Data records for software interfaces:
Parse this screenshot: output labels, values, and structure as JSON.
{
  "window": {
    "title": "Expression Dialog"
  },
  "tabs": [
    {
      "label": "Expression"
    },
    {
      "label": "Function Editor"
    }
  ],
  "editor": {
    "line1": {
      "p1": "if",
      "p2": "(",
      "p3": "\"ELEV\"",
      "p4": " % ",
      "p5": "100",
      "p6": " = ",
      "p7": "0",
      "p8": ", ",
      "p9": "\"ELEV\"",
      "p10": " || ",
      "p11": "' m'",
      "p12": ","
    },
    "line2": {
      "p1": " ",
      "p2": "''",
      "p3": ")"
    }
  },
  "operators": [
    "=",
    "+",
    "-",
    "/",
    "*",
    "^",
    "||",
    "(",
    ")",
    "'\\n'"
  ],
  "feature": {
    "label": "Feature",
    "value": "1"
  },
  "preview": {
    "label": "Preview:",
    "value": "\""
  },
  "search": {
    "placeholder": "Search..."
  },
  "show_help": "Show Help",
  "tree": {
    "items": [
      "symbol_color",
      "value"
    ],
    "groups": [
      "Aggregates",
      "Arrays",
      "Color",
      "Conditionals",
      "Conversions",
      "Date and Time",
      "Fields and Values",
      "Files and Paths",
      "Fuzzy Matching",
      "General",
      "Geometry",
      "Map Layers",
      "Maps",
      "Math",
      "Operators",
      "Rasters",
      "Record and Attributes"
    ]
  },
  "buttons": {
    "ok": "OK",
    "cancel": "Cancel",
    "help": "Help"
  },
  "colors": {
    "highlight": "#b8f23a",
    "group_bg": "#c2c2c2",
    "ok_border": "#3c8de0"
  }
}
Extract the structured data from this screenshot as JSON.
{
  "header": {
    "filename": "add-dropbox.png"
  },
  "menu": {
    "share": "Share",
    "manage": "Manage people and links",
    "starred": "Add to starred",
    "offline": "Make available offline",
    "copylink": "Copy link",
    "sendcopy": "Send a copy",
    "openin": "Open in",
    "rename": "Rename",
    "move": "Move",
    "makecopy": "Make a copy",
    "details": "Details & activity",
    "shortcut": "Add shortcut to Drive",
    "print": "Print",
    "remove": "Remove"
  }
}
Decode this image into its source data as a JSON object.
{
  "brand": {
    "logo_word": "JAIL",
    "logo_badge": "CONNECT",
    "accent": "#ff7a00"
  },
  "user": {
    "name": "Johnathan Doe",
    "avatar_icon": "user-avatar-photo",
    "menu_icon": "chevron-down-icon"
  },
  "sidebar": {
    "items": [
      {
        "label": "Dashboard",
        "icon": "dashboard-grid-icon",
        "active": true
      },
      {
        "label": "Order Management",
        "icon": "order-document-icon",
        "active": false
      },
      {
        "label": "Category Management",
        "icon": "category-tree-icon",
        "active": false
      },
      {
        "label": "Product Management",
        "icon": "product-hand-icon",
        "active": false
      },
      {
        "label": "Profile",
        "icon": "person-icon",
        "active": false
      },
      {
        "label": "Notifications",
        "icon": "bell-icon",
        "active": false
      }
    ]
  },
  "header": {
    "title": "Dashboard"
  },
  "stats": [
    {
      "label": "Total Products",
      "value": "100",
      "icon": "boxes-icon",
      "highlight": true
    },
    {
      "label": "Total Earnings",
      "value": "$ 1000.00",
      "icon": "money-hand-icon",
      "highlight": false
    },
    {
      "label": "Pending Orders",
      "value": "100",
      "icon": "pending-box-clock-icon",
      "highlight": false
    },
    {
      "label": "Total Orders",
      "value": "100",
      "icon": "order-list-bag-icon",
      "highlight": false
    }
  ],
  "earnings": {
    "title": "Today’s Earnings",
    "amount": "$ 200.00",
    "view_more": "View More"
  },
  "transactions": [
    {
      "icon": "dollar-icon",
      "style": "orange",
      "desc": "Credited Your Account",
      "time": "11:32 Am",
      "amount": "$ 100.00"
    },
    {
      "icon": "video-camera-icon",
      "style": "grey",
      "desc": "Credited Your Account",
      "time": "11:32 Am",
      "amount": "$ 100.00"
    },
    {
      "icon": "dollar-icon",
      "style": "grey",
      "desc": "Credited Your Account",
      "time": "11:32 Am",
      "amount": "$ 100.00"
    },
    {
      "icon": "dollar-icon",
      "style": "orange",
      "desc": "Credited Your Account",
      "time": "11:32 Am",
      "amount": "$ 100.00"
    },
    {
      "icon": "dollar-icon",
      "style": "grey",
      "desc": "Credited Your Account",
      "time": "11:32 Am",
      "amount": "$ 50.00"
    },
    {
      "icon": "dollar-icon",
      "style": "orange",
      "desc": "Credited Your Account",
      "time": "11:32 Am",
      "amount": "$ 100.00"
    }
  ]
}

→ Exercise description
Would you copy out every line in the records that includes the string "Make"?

→ Exercise solution
    "offline": "Make available offline",
    "makecopy": "Make a copy",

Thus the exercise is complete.